__Instructions to follow__:
Please copy every line with the string "text" from the entries below.

(Input data)

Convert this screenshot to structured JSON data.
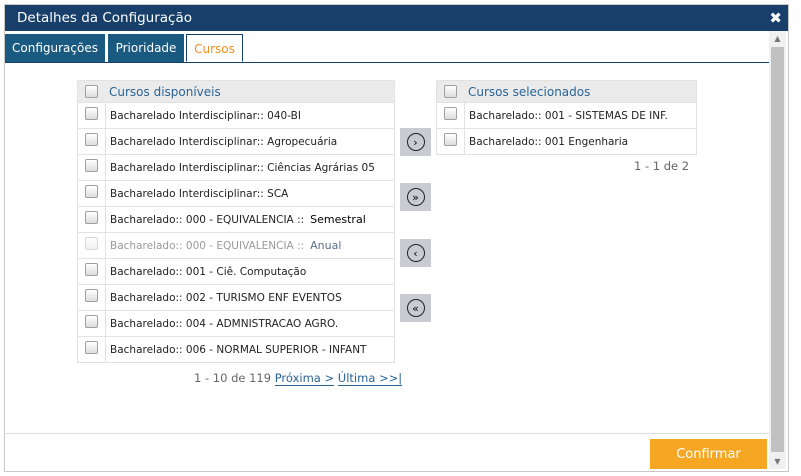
{
  "dialog": {
    "title": "Detalhes da Configuração",
    "close": "✖"
  },
  "tabs": [
    {
      "label": "Configurações"
    },
    {
      "label": "Prioridade"
    },
    {
      "label": "Cursos"
    }
  ],
  "available": {
    "header": "Cursos disponíveis",
    "rows": [
      {
        "label": "Bacharelado Interdisciplinar:: 040-BI"
      },
      {
        "label": "Bacharelado Interdisciplinar:: Agropecuária"
      },
      {
        "label": "Bacharelado Interdisciplinar:: Ciências Agrárias 05"
      },
      {
        "label": "Bacharelado Interdisciplinar:: SCA"
      },
      {
        "label": "Bacharelado:: 000 - EQUIVALENCIA ::",
        "tag": "Semestral"
      },
      {
        "label": "Bacharelado:: 000 - EQUIVALENCIA ::",
        "tag": "Anual"
      },
      {
        "label": "Bacharelado:: 001 - Ciê. Computação"
      },
      {
        "label": "Bacharelado:: 002 - TURISMO ENF EVENTOS"
      },
      {
        "label": "Bacharelado:: 004 - ADMNISTRACAO AGRO."
      },
      {
        "label": "Bacharelado:: 006 - NORMAL SUPERIOR - INFANT"
      }
    ],
    "pager": {
      "range": "1 - 10 de 119",
      "next": "Próxima >",
      "last": "Última >>|"
    }
  },
  "selected": {
    "header": "Cursos selecionados",
    "rows": [
      {
        "label": "Bacharelado:: 001 - SISTEMAS DE INF."
      },
      {
        "label": "Bacharelado:: 001 Engenharia"
      }
    ],
    "pager": {
      "range": "1 - 1 de 2"
    }
  },
  "move_buttons": {
    "add": "›",
    "add_all": "»",
    "remove": "‹",
    "remove_all": "«"
  },
  "footer": {
    "confirm": "Confirmar"
  },
  "colors": {
    "header": "#173f6a",
    "tab": "#1b5a80",
    "accent": "#f28c1e",
    "confirm": "#f5a623"
  }
}
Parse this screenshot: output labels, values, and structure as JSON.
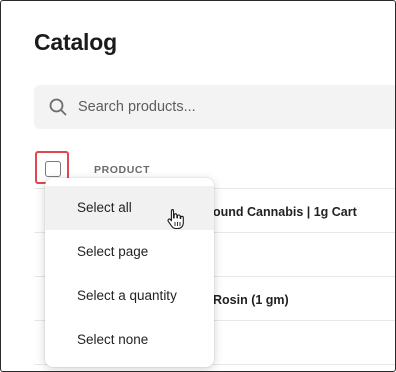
{
  "page": {
    "title": "Catalog"
  },
  "search": {
    "placeholder": "Search products..."
  },
  "table": {
    "header": {
      "product": "PRODUCT"
    },
    "rows": [
      {
        "name": "ound Cannabis | 1g Cart"
      },
      {
        "name": ""
      },
      {
        "name": "Rosin (1 gm)"
      },
      {
        "name": ""
      }
    ]
  },
  "select_menu": {
    "items": [
      {
        "label": "Select all",
        "hovered": true
      },
      {
        "label": "Select page"
      },
      {
        "label": "Select a quantity"
      },
      {
        "label": "Select none"
      }
    ]
  },
  "colors": {
    "highlight_border": "#e0484f",
    "menu_hover": "#f1f1f1"
  },
  "icons": {
    "search": "search-icon",
    "cursor": "pointer-hand-icon"
  }
}
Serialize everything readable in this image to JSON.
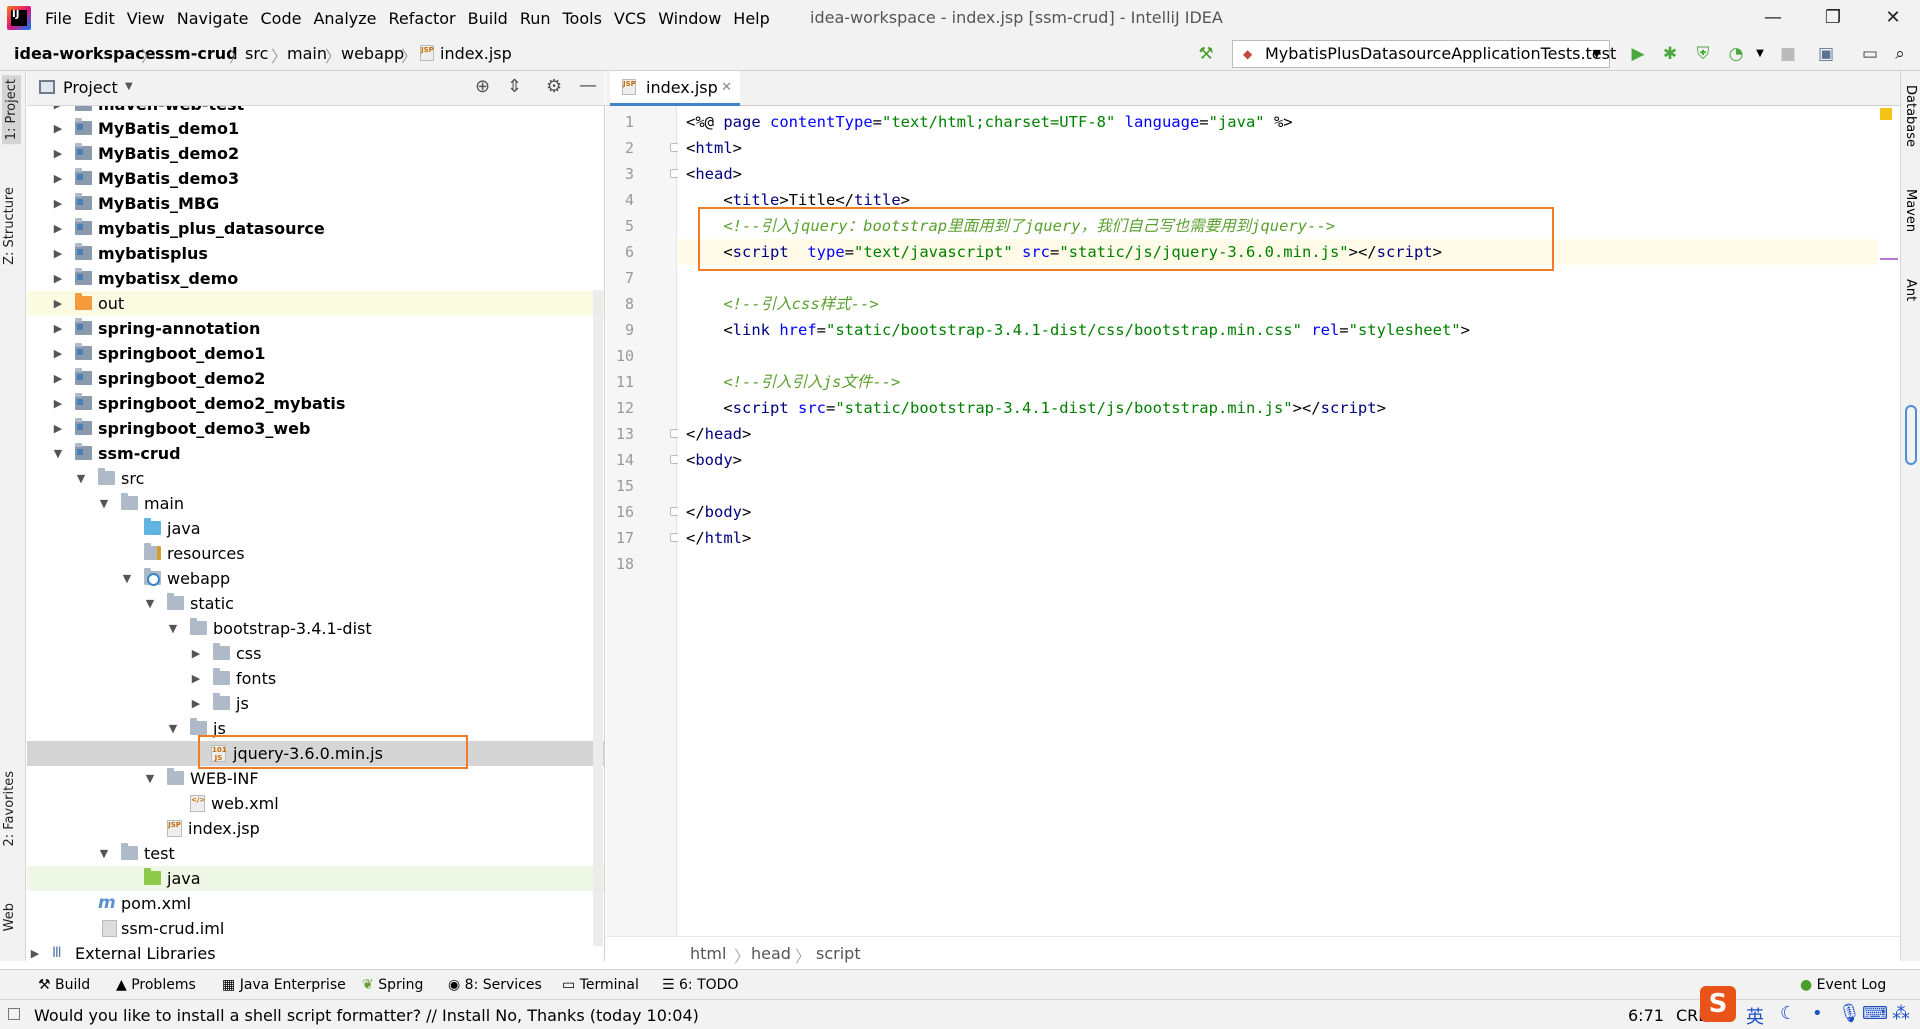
{
  "menu": {
    "items": [
      "File",
      "Edit",
      "View",
      "Navigate",
      "Code",
      "Analyze",
      "Refactor",
      "Build",
      "Run",
      "Tools",
      "VCS",
      "Window",
      "Help"
    ],
    "window_title": "idea-workspace - index.jsp [ssm-crud] - IntelliJ IDEA"
  },
  "nav": {
    "crumbs": [
      "idea-workspace",
      "ssm-crud",
      "src",
      "main",
      "webapp",
      "index.jsp"
    ],
    "run_config": "MybatisPlusDatasourceApplicationTests.test"
  },
  "left_stripe": {
    "tab1": "1: Project",
    "tab2": "Z: Structure",
    "tab3": "2: Favorites",
    "tab4": "Web"
  },
  "right_stripe": {
    "tab1": "Database",
    "tab2": "Maven",
    "tab3": "Ant"
  },
  "project": {
    "title": "Project",
    "tree": [
      {
        "label": "maven-web-test",
        "bold": true
      },
      {
        "label": "MyBatis_demo1",
        "bold": true
      },
      {
        "label": "MyBatis_demo2",
        "bold": true
      },
      {
        "label": "MyBatis_demo3",
        "bold": true
      },
      {
        "label": "MyBatis_MBG",
        "bold": true
      },
      {
        "label": "mybatis_plus_datasource",
        "bold": true
      },
      {
        "label": "mybatisplus",
        "bold": true
      },
      {
        "label": "mybatisx_demo",
        "bold": true
      },
      {
        "label": "out",
        "bold": false
      },
      {
        "label": "spring-annotation",
        "bold": true
      },
      {
        "label": "springboot_demo1",
        "bold": true
      },
      {
        "label": "springboot_demo2",
        "bold": true
      },
      {
        "label": "springboot_demo2_mybatis",
        "bold": true
      },
      {
        "label": "springboot_demo3_web",
        "bold": true
      },
      {
        "label": "ssm-crud",
        "bold": true
      },
      {
        "label": "src"
      },
      {
        "label": "main"
      },
      {
        "label": "java"
      },
      {
        "label": "resources"
      },
      {
        "label": "webapp"
      },
      {
        "label": "static"
      },
      {
        "label": "bootstrap-3.4.1-dist"
      },
      {
        "label": "css"
      },
      {
        "label": "fonts"
      },
      {
        "label": "js"
      },
      {
        "label": "js"
      },
      {
        "label": "jquery-3.6.0.min.js"
      },
      {
        "label": "WEB-INF"
      },
      {
        "label": "web.xml"
      },
      {
        "label": "index.jsp"
      },
      {
        "label": "test"
      },
      {
        "label": "java"
      },
      {
        "label": "pom.xml"
      },
      {
        "label": "ssm-crud.iml"
      },
      {
        "label": "External Libraries"
      }
    ]
  },
  "editor": {
    "tab": "index.jsp",
    "line_numbers": [
      "1",
      "2",
      "3",
      "4",
      "5",
      "6",
      "7",
      "8",
      "9",
      "10",
      "11",
      "12",
      "13",
      "14",
      "15",
      "16",
      "17",
      "18"
    ],
    "lines": [
      [
        [
          "t-dir",
          "<%@ "
        ],
        [
          "t-tag",
          "page "
        ],
        [
          "t-attr",
          "contentType"
        ],
        [
          "t-dir",
          "="
        ],
        [
          "t-str",
          "\"text/html;charset=UTF-8\""
        ],
        [
          "t-dir",
          " "
        ],
        [
          "t-attr",
          "language"
        ],
        [
          "t-dir",
          "="
        ],
        [
          "t-str",
          "\"java\""
        ],
        [
          "t-dir",
          " %>"
        ]
      ],
      [
        [
          "t-dir",
          "<"
        ],
        [
          "t-tag",
          "html"
        ],
        [
          "t-dir",
          ">"
        ]
      ],
      [
        [
          "t-dir",
          "<"
        ],
        [
          "t-tag",
          "head"
        ],
        [
          "t-dir",
          ">"
        ]
      ],
      [
        [
          "t-dir",
          "    <"
        ],
        [
          "t-tag",
          "title"
        ],
        [
          "t-dir",
          ">Title</"
        ],
        [
          "t-tag",
          "title"
        ],
        [
          "t-dir",
          ">"
        ]
      ],
      [
        [
          "t-cmt2",
          "    <!--引入jquery：bootstrap里面用到了jquery，我们自己写也需要用到jquery-->"
        ]
      ],
      [
        [
          "t-dir",
          "    <"
        ],
        [
          "t-tag",
          "script"
        ],
        [
          "t-dir",
          "  "
        ],
        [
          "t-attr",
          "type"
        ],
        [
          "t-dir",
          "="
        ],
        [
          "t-str",
          "\"text/javascript\""
        ],
        [
          "t-dir",
          " "
        ],
        [
          "t-attr",
          "src"
        ],
        [
          "t-dir",
          "="
        ],
        [
          "t-str",
          "\"static/js/jquery-3.6.0.min.js\""
        ],
        [
          "t-dir",
          "></"
        ],
        [
          "t-tag",
          "script"
        ],
        [
          "t-dir",
          ">"
        ]
      ],
      [],
      [
        [
          "t-cmt2",
          "    <!--引入css样式-->"
        ]
      ],
      [
        [
          "t-dir",
          "    <"
        ],
        [
          "t-tag",
          "link "
        ],
        [
          "t-attr",
          "href"
        ],
        [
          "t-dir",
          "="
        ],
        [
          "t-str",
          "\"static/bootstrap-3.4.1-dist/css/bootstrap.min.css\""
        ],
        [
          "t-dir",
          " "
        ],
        [
          "t-attr",
          "rel"
        ],
        [
          "t-dir",
          "="
        ],
        [
          "t-str",
          "\"stylesheet\""
        ],
        [
          "t-dir",
          ">"
        ]
      ],
      [],
      [
        [
          "t-cmt2",
          "    <!--引入引入js文件-->"
        ]
      ],
      [
        [
          "t-dir",
          "    <"
        ],
        [
          "t-tag",
          "script "
        ],
        [
          "t-attr",
          "src"
        ],
        [
          "t-dir",
          "="
        ],
        [
          "t-str",
          "\"static/bootstrap-3.4.1-dist/js/bootstrap.min.js\""
        ],
        [
          "t-dir",
          "></"
        ],
        [
          "t-tag",
          "script"
        ],
        [
          "t-dir",
          ">"
        ]
      ],
      [
        [
          "t-dir",
          "</"
        ],
        [
          "t-tag",
          "head"
        ],
        [
          "t-dir",
          ">"
        ]
      ],
      [
        [
          "t-dir",
          "<"
        ],
        [
          "t-tag",
          "body"
        ],
        [
          "t-dir",
          ">"
        ]
      ],
      [],
      [
        [
          "t-dir",
          "</"
        ],
        [
          "t-tag",
          "body"
        ],
        [
          "t-dir",
          ">"
        ]
      ],
      [
        [
          "t-dir",
          "</"
        ],
        [
          "t-tag",
          "html"
        ],
        [
          "t-dir",
          ">"
        ]
      ],
      []
    ],
    "breadcrumb": [
      "html",
      "head",
      "script"
    ]
  },
  "toolwindows": [
    {
      "label": "Build",
      "icon": "hammer-icon"
    },
    {
      "label": "Problems",
      "icon": "warning-icon"
    },
    {
      "label": "Java Enterprise",
      "icon": "java-enterprise-icon"
    },
    {
      "label": "Spring",
      "icon": "spring-leaf-icon"
    },
    {
      "label": "8: Services",
      "icon": "services-icon"
    },
    {
      "label": "Terminal",
      "icon": "terminal-icon"
    },
    {
      "label": "6: TODO",
      "icon": "todo-icon"
    },
    {
      "label": "Event Log",
      "icon": "event-log-icon"
    }
  ],
  "status": {
    "message": "Would you like to install a shell script formatter? // Install   No, Thanks (today 10:04)",
    "position": "6:71",
    "line_sep": "CRLF",
    "ime": "英"
  },
  "colors": {
    "accent": "#4083c9",
    "highlight_box": "#f07c2a"
  }
}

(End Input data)

__Task solution__:
          "\"text/html;charset=UTF-8\""
          "\"text/javascript\""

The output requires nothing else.